After the beep

Sorry, Stephanie can’t come to the blog right now, she is continuing to make amends to her family for all the time that she was away this last year by spending virtually every waking (and sleeping) moment of her life with them right now. (This has not begun to wear yet, but the trip is young.)

She is working on two pairs of socks at present, pictured here in the current location of Stephanie’s family.



That’s the plain Trekking ones (#108) for knitting in the dark while we drive.

These are a very nice sock out of Little Traveller sock yarn from the Sanguine Gryphon. (Stephanie regrets that she no longer knows the colour, and the colour is greener than this, but does think it very fetching.)


(We were just checking it out with Meg. No big news.)


This leafy little sock is a pattern of my own devising, but I like it a lot. Today, Stephanie is having a family adventure of the cycling kind – and will return to the blog as soon as the aforementioned family permits.

PS. There are several really good comments yesterday on the library issue, as well as more information here, and here. Keep in mind, as you debate – that we were not presented with all of the facts (and as suggested by the director – see the comment from Maureen August 19 at 8:25am- perhaps the ones we got were not even wholly accurate.
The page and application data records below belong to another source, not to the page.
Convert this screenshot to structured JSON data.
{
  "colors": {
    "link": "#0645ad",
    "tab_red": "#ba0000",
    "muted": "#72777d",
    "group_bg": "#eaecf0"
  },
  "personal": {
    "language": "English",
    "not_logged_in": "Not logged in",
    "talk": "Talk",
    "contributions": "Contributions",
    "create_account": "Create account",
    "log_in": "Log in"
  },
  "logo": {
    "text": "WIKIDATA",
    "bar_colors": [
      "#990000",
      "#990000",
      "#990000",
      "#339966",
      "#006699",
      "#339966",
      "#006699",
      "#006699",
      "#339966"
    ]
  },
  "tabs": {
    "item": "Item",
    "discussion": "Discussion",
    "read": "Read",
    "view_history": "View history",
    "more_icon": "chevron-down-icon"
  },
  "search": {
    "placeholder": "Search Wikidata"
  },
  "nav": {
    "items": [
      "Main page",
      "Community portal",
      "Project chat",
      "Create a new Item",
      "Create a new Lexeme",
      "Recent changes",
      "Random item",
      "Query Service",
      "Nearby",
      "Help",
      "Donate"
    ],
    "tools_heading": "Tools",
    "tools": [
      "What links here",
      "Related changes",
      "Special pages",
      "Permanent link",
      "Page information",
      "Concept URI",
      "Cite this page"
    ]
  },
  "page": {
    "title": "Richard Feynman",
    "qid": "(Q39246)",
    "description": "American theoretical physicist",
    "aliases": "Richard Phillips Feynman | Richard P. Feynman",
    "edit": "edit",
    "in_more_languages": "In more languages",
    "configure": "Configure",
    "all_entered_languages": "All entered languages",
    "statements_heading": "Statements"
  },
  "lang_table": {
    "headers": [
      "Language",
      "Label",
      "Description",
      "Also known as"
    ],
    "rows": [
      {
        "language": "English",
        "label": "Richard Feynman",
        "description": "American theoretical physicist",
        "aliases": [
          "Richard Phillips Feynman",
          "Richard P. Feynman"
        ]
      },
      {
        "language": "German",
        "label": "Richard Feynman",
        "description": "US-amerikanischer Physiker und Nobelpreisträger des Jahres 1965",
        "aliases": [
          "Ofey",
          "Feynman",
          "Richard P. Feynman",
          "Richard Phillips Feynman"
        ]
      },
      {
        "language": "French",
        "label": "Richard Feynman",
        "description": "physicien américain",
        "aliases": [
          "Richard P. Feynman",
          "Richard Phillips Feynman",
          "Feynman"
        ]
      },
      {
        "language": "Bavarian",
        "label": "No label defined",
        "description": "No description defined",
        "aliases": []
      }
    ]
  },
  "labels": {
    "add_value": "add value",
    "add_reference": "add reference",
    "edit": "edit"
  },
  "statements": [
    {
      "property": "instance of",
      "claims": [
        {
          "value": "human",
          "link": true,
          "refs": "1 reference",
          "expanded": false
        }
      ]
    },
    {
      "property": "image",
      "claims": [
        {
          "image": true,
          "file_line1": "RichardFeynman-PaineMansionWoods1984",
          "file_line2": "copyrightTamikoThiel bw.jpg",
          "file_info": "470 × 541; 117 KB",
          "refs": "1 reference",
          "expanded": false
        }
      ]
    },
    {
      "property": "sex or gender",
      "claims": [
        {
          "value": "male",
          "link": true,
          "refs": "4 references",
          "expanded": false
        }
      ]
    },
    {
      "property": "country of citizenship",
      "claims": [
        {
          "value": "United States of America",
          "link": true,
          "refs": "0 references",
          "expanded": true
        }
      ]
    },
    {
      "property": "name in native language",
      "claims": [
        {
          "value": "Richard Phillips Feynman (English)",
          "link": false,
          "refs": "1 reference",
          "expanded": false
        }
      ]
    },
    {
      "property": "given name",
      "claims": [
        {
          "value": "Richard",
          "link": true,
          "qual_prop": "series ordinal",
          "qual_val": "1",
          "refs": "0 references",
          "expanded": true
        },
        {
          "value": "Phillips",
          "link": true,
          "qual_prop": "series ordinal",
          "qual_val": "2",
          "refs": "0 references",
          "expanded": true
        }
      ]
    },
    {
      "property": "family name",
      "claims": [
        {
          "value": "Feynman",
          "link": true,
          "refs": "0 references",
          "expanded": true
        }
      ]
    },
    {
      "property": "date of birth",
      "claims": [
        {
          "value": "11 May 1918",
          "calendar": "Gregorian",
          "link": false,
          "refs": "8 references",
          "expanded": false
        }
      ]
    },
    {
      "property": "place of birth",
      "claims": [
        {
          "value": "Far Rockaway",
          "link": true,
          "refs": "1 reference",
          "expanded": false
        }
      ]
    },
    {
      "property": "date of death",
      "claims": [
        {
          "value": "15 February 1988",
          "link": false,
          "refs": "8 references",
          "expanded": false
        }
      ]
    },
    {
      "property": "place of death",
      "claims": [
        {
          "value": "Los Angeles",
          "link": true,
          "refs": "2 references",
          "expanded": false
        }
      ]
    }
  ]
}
In addition, remember that this is a very, very, very tiny library – open only part- time hours in a very small community. Unlike a city library, or even a town library, there aren’t whole days to fit in programs, nor are there multiple activity rooms – or even multiple librarians. Think singular. There aren’t as many choices as there would be in a larger space, and that matters. Finally, the library has said that the video games (which would be an occasional evening, not a bi-weekly programme, like the knitting) would be part of a larger themed literacy evening with other components, not just a whack of teenagers sitting around wailing on guitar hero. This article was written by a member of the knitting group (which it turns out, is not just a group of little girls) and has – as you might expect, contains a bias towards their situation designed to make you sympathetic to the cause. ) Nowhere, in any of the articles has it said that knitting or arts and crafts is being replaced by weekly video games. Nowhere.
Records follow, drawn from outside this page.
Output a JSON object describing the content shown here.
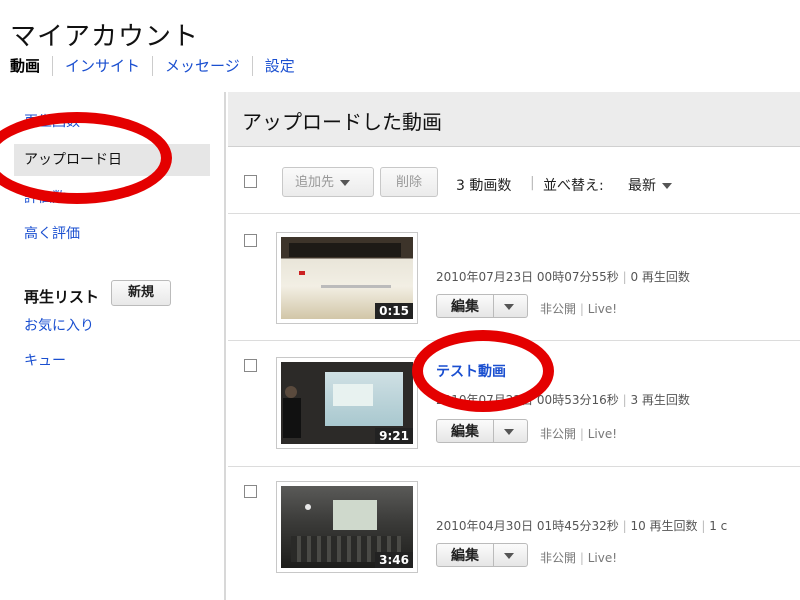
{
  "header": {
    "title": "マイアカウント",
    "tabs": [
      "動画",
      "インサイト",
      "メッセージ",
      "設定"
    ]
  },
  "sidebar": {
    "items": [
      "再生回数",
      "アップロード日",
      "評価数",
      "高く評価"
    ],
    "playlist_heading": "再生リスト",
    "new_button": "新規",
    "playlists": [
      "お気に入り",
      "キュー"
    ]
  },
  "main": {
    "title": "アップロードした動画",
    "toolbar": {
      "add_to": "追加先",
      "delete": "削除",
      "count": "3 動画数",
      "sort_label": "並べ替え:",
      "sort_value": "最新"
    },
    "videos": [
      {
        "title": "",
        "duration": "0:15",
        "date": "2010年07月23日",
        "time": "00時07分55秒",
        "views": "0 再生回数",
        "edit": "編集",
        "privacy": "非公開",
        "live": "Live!"
      },
      {
        "title": "テスト動画",
        "duration": "9:21",
        "date": "2010年07月22日",
        "time": "00時53分16秒",
        "views": "3 再生回数",
        "edit": "編集",
        "privacy": "非公開",
        "live": "Live!"
      },
      {
        "title": "",
        "duration": "3:46",
        "date": "2010年04月30日",
        "time": "01時45分32秒",
        "views": "10 再生回数",
        "extra": "1 c",
        "edit": "編集",
        "privacy": "非公開",
        "live": "Live!"
      }
    ]
  },
  "colors": {
    "link": "#1a4fd0",
    "highlight": "#e40000",
    "selected_bg": "#e6e6e6"
  }
}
Finally, please, please, please, remember than nobody has ‘BANNED” knitting. It sounds like you are welcome to knit in this library, and the group is even welcome to continue the group in the library if – like the other programmes there… they make it obviously about literacy, which to me (someone who has managed to combine books and knitting somehow) makes it sound even more lovely.

Carry on.